What you will do: Repeat the listing that follows without a single change.

Provided material:
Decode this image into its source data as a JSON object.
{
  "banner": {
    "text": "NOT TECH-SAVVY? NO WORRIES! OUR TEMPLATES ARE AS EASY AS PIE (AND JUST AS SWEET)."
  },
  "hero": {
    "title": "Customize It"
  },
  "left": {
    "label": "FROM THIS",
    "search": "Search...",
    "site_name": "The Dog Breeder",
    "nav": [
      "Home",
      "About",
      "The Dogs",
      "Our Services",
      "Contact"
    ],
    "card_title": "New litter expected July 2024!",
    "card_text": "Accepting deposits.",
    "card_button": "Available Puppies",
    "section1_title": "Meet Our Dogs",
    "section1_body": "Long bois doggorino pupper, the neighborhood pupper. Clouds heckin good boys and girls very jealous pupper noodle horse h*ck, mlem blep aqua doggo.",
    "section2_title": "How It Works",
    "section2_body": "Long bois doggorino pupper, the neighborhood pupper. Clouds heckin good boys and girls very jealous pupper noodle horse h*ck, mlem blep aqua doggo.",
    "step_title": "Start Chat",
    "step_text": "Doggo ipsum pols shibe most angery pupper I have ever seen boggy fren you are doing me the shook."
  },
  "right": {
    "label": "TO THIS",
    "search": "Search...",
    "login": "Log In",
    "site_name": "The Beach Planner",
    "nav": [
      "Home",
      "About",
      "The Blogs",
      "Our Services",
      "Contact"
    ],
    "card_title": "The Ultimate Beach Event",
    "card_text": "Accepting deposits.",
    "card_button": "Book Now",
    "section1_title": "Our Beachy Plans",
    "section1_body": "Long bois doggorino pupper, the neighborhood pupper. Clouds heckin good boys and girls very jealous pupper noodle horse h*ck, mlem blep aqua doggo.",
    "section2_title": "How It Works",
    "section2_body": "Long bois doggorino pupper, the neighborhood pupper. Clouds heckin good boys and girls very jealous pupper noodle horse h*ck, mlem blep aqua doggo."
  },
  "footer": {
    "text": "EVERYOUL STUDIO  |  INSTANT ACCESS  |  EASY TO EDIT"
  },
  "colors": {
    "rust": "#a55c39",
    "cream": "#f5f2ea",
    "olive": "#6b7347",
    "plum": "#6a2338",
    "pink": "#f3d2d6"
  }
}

Written reply:
Decode this image into its source data as a JSON object.
{
  "banner": {
    "text": "NOT TECH-SAVVY? NO WORRIES! OUR TEMPLATES ARE AS EASY AS PIE (AND JUST AS SWEET)."
  },
  "hero": {
    "title": "Customize It"
  },
  "left": {
    "label": "FROM THIS",
    "search": "Search...",
    "site_name": "The Dog Breeder",
    "nav": [
      "Home",
      "About",
      "The Dogs",
      "Our Services",
      "Contact"
    ],
    "card_title": "New litter expected July 2024!",
    "card_text": "Accepting deposits.",
    "card_button": "Available Puppies",
    "section1_title": "Meet Our Dogs",
    "section1_body": "Long bois doggorino pupper, the neighborhood pupper. Clouds heckin good boys and girls very jealous pupper noodle horse h*ck, mlem blep aqua doggo.",
    "section2_title": "How It Works",
    "section2_body": "Long bois doggorino pupper, the neighborhood pupper. Clouds heckin good boys and girls very jealous pupper noodle horse h*ck, mlem blep aqua doggo.",
    "step_title": "Start Chat",
    "step_text": "Doggo ipsum pols shibe most angery pupper I have ever seen boggy fren you are doing me the shook."
  },
  "right": {
    "label": "TO THIS",
    "search": "Search...",
    "login": "Log In",
    "site_name": "The Beach Planner",
    "nav": [
      "Home",
      "About",
      "The Blogs",
      "Our Services",
      "Contact"
    ],
    "card_title": "The Ultimate Beach Event",
    "card_text": "Accepting deposits.",
    "card_button": "Book Now",
    "section1_title": "Our Beachy Plans",
    "section1_body": "Long bois doggorino pupper, the neighborhood pupper. Clouds heckin good boys and girls very jealous pupper noodle horse h*ck, mlem blep aqua doggo.",
    "section2_title": "How It Works",
    "section2_body": "Long bois doggorino pupper, the neighborhood pupper. Clouds heckin good boys and girls very jealous pupper noodle horse h*ck, mlem blep aqua doggo."
  },
  "footer": {
    "text": "EVERYOUL STUDIO  |  INSTANT ACCESS  |  EASY TO EDIT"
  },
  "colors": {
    "rust": "#a55c39",
    "cream": "#f5f2ea",
    "olive": "#6b7347",
    "plum": "#6a2338",
    "pink": "#f3d2d6"
  }
}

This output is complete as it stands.